**YOUR INSTRUCTIONS**
Where a line in the material below has the string "subtitle", please report it.

**DATA FOR THIS EXERCISE**
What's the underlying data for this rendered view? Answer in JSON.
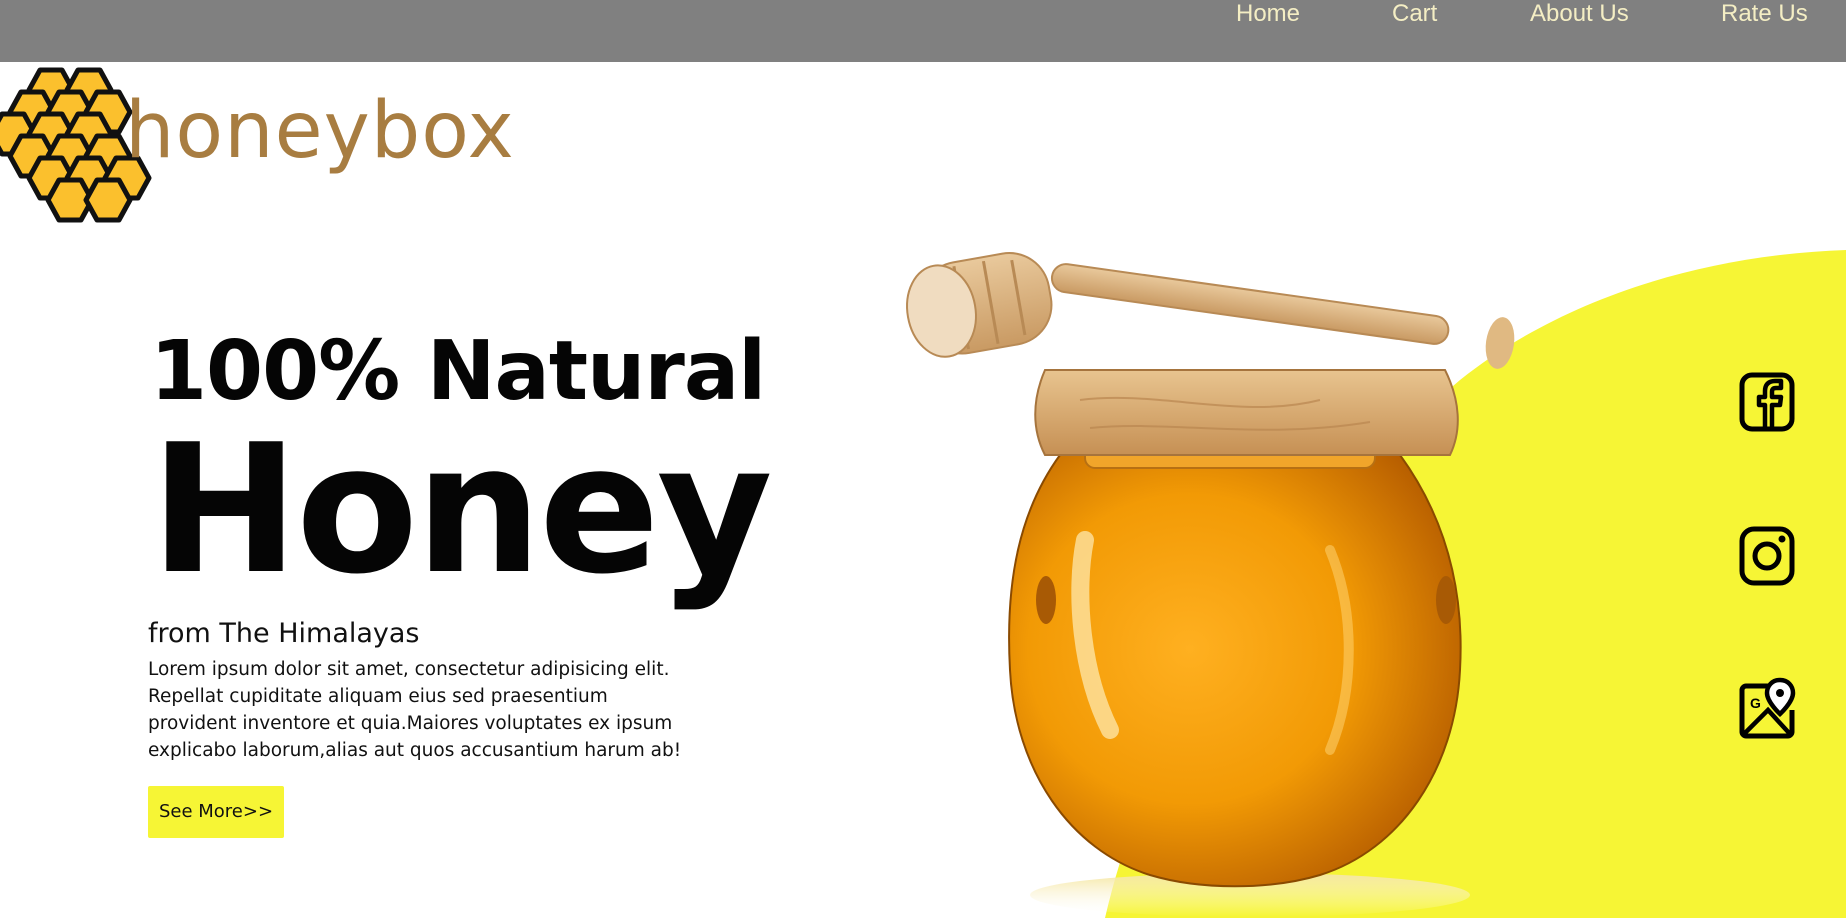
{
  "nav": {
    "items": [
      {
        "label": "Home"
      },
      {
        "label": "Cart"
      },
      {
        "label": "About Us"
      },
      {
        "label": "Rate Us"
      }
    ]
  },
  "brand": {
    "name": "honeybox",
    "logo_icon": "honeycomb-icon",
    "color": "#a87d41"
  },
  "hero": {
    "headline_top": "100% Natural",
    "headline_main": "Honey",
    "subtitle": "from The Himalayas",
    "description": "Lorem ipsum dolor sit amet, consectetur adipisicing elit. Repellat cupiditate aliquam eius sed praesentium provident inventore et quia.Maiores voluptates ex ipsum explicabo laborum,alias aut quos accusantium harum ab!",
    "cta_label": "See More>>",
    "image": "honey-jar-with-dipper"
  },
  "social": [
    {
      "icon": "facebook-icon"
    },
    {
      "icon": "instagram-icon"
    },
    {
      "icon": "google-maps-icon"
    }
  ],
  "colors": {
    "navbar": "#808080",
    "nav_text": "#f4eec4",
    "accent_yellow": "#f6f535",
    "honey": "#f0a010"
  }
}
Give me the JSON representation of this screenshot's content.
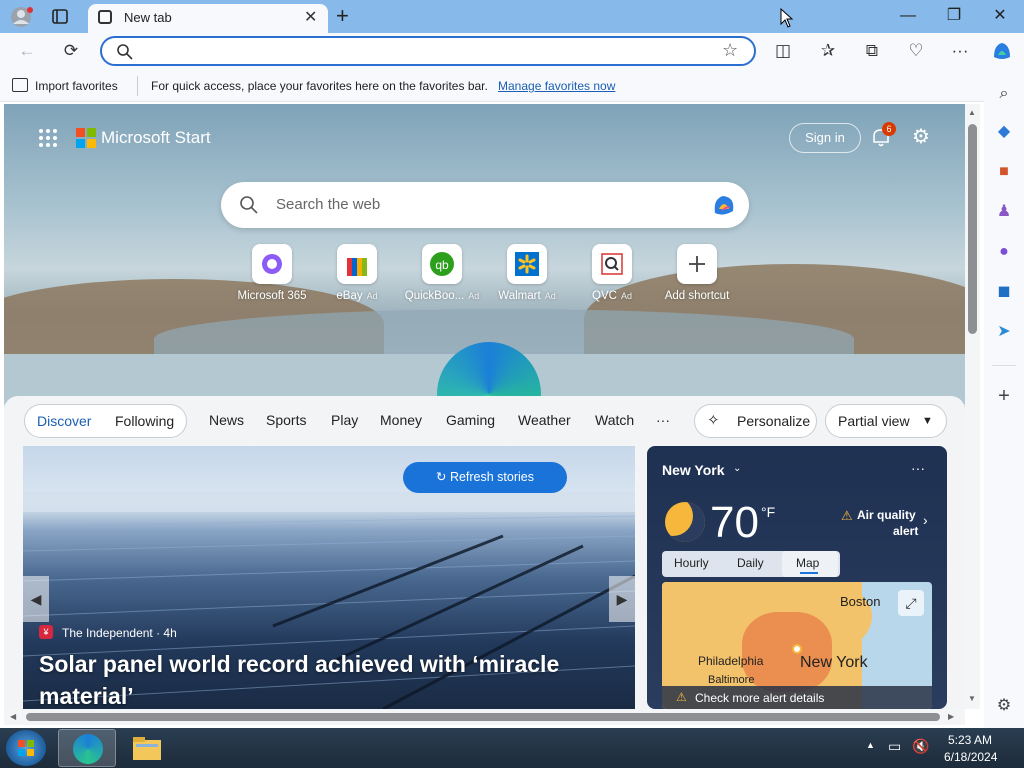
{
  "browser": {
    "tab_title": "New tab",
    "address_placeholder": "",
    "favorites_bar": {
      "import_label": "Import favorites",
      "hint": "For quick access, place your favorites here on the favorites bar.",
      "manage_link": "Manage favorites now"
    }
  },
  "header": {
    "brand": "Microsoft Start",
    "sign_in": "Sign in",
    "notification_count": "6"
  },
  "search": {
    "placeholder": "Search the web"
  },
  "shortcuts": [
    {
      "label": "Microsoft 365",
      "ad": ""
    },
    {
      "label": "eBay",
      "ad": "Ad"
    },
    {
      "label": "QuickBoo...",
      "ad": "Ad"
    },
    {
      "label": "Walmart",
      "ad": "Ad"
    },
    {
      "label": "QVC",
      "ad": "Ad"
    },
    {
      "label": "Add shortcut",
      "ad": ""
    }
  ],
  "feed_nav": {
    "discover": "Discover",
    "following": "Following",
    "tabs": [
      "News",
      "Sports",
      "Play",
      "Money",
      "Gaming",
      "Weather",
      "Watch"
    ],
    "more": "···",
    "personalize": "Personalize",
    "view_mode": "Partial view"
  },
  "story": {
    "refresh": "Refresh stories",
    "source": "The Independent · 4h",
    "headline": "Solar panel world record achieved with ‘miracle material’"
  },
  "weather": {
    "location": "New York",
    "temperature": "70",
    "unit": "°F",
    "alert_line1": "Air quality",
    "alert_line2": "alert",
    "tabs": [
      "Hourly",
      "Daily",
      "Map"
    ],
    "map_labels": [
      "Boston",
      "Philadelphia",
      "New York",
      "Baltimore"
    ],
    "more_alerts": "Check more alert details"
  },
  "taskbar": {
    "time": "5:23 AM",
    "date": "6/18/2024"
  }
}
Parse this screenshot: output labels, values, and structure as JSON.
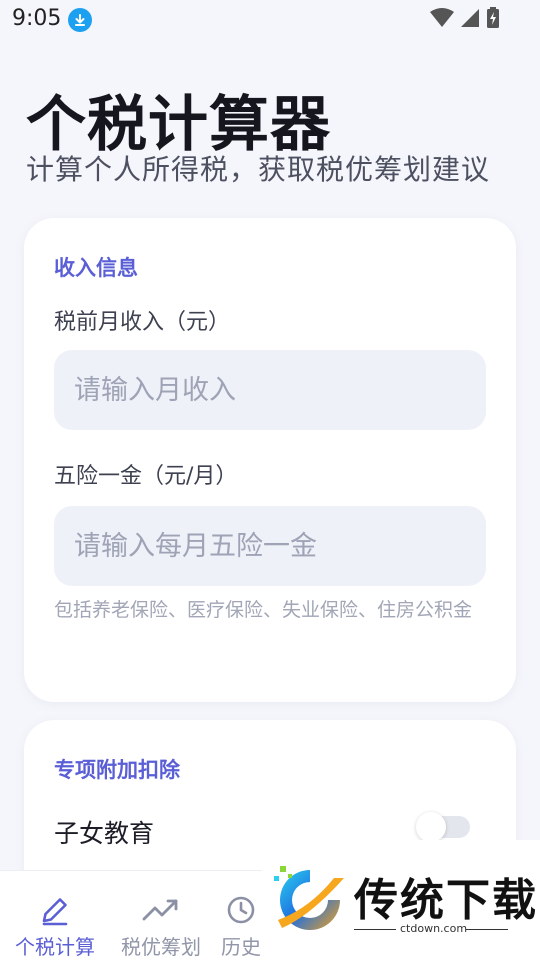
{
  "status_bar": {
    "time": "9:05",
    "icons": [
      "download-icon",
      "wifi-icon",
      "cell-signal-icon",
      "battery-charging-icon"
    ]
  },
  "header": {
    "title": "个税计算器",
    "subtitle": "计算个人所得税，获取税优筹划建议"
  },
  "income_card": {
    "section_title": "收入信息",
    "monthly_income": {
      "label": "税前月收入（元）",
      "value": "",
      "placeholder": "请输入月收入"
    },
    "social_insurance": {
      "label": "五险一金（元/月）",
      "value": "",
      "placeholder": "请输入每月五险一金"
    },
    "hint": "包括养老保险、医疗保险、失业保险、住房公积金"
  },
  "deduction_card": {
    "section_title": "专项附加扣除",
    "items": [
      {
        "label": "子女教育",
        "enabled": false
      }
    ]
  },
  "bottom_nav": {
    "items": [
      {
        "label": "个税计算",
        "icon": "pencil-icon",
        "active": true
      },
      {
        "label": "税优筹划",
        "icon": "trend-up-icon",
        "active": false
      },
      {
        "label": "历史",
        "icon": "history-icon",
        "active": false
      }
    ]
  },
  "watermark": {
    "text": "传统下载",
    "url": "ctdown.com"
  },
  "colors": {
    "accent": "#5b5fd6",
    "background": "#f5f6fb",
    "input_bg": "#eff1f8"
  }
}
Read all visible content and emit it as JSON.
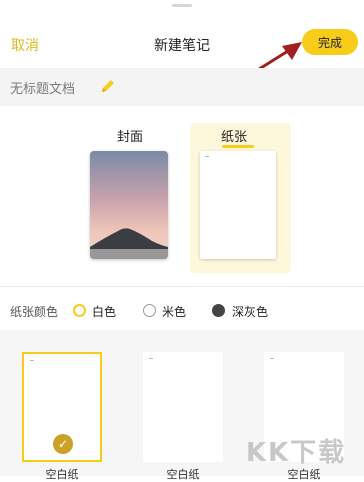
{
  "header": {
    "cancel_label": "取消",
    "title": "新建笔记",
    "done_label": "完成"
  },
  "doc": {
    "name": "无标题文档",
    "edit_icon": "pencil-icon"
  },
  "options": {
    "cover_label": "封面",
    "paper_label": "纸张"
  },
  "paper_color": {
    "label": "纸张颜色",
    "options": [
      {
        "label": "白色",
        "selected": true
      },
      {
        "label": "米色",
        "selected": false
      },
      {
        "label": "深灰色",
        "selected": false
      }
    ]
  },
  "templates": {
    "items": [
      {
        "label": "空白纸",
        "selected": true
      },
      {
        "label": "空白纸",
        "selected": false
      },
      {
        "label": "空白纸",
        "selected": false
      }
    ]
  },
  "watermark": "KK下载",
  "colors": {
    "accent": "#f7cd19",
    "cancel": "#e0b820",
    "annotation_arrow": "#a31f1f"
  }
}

**EXERCISE SOLUTION**
    "subtitle": "from The Himalayas",
    "subtitle": "计算个人所得税，获取税优筹划建议"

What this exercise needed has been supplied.